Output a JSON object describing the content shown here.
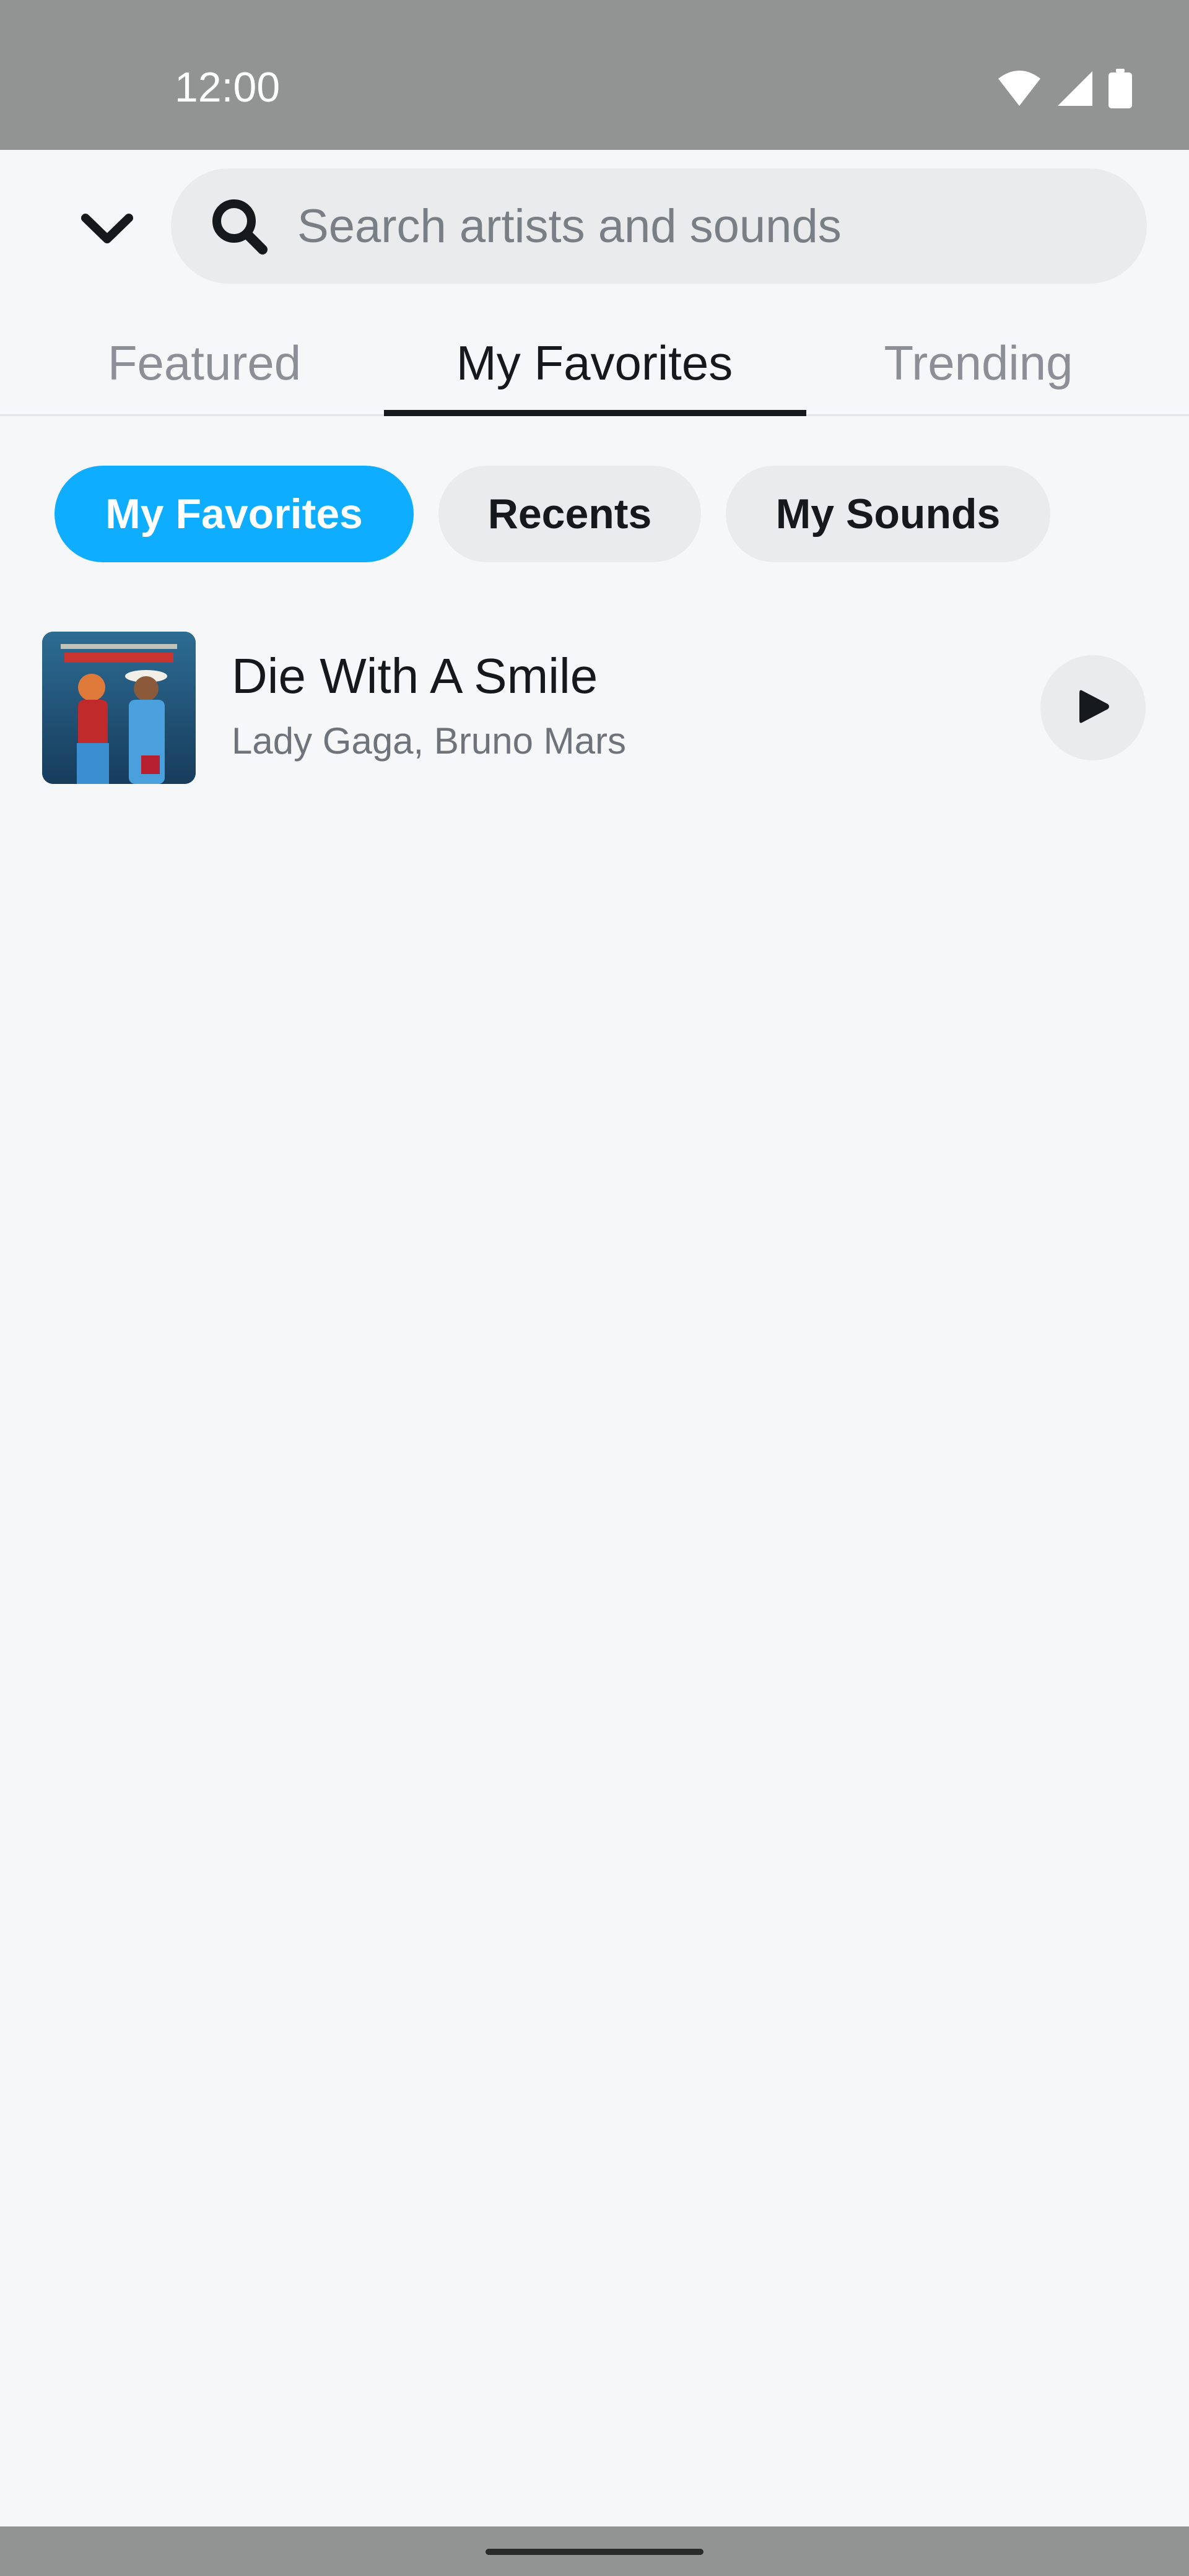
{
  "status_bar": {
    "time": "12:00",
    "icons": [
      "wifi-icon",
      "signal-icon",
      "battery-icon"
    ]
  },
  "header": {
    "back_icon": "chevron-down-icon",
    "search": {
      "icon": "search-icon",
      "placeholder": "Search artists and sounds"
    }
  },
  "tabs": [
    {
      "label": "Featured",
      "selected": false
    },
    {
      "label": "My Favorites",
      "selected": true
    },
    {
      "label": "Trending",
      "selected": false
    }
  ],
  "chips": [
    {
      "label": "My Favorites",
      "selected": true
    },
    {
      "label": "Recents",
      "selected": false
    },
    {
      "label": "My Sounds",
      "selected": false
    }
  ],
  "songs": [
    {
      "title": "Die With A Smile",
      "artist": "Lady Gaga, Bruno Mars",
      "play_icon": "play-icon"
    }
  ],
  "colors": {
    "accent": "#0FADFF",
    "background": "#F5F7F9",
    "system_bar": "#929393",
    "chip_background": "#E9EBED",
    "text_primary": "#16191C",
    "text_secondary": "#6F747A"
  }
}
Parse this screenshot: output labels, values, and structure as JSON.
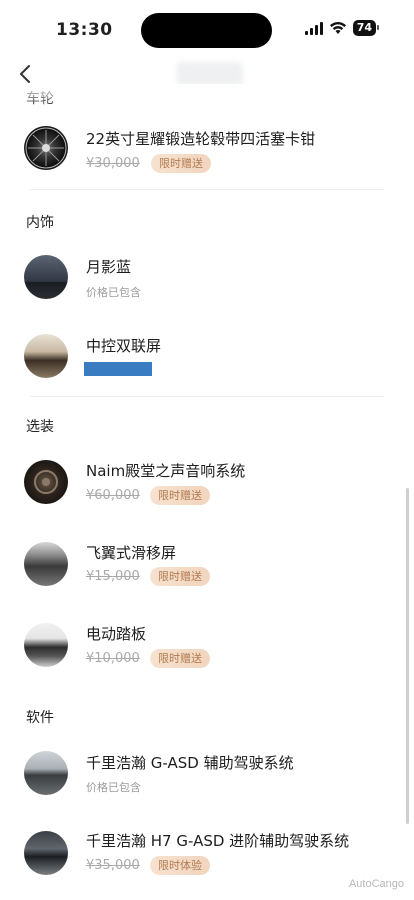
{
  "status_bar": {
    "time": "13:30",
    "battery": "74"
  },
  "nav": {
    "back_icon": "chevron-left-icon"
  },
  "sections": {
    "wheels": {
      "title": "车轮"
    },
    "interior": {
      "title": "内饰"
    },
    "options": {
      "title": "选装"
    },
    "software": {
      "title": "软件"
    }
  },
  "items": {
    "wheel": {
      "name": "22英寸星耀锻造轮毂带四活塞卡钳",
      "price": "¥30,000",
      "badge": "限时赠送"
    },
    "color": {
      "name": "月影蓝",
      "note": "价格已包含"
    },
    "screen": {
      "name": "中控双联屏"
    },
    "audio": {
      "name": "Naim殿堂之声音响系统",
      "price": "¥60,000",
      "badge": "限时赠送"
    },
    "sliding": {
      "name": "飞翼式滑移屏",
      "price": "¥15,000",
      "badge": "限时赠送"
    },
    "pedal": {
      "name": "电动踏板",
      "price": "¥10,000",
      "badge": "限时赠送"
    },
    "gasd": {
      "name": "千里浩瀚 G-ASD 辅助驾驶系统",
      "note": "价格已包含"
    },
    "h7": {
      "name": "千里浩瀚 H7 G-ASD 进阶辅助驾驶系统",
      "price": "¥35,000",
      "badge": "限时体验"
    }
  },
  "watermark": "AutoCango",
  "colors": {
    "badge_text": "#b27a4f",
    "badge_bg": "#f3dac5",
    "redaction": "#3a7cc1"
  }
}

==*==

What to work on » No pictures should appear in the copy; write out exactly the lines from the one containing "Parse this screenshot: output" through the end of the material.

Completed exercise »
Parse this screenshot: output labels, values, and structure as JSON.
{
  "status_bar": {
    "time": "13:30",
    "battery": "74"
  },
  "nav": {
    "back_icon": "chevron-left-icon"
  },
  "sections": {
    "wheels": {
      "title": "车轮"
    },
    "interior": {
      "title": "内饰"
    },
    "options": {
      "title": "选装"
    },
    "software": {
      "title": "软件"
    }
  },
  "items": {
    "wheel": {
      "name": "22英寸星耀锻造轮毂带四活塞卡钳",
      "price": "¥30,000",
      "badge": "限时赠送"
    },
    "color": {
      "name": "月影蓝",
      "note": "价格已包含"
    },
    "screen": {
      "name": "中控双联屏"
    },
    "audio": {
      "name": "Naim殿堂之声音响系统",
      "price": "¥60,000",
      "badge": "限时赠送"
    },
    "sliding": {
      "name": "飞翼式滑移屏",
      "price": "¥15,000",
      "badge": "限时赠送"
    },
    "pedal": {
      "name": "电动踏板",
      "price": "¥10,000",
      "badge": "限时赠送"
    },
    "gasd": {
      "name": "千里浩瀚 G-ASD 辅助驾驶系统",
      "note": "价格已包含"
    },
    "h7": {
      "name": "千里浩瀚 H7 G-ASD 进阶辅助驾驶系统",
      "price": "¥35,000",
      "badge": "限时体验"
    }
  },
  "watermark": "AutoCango",
  "colors": {
    "badge_text": "#b27a4f",
    "badge_bg": "#f3dac5",
    "redaction": "#3a7cc1"
  }
}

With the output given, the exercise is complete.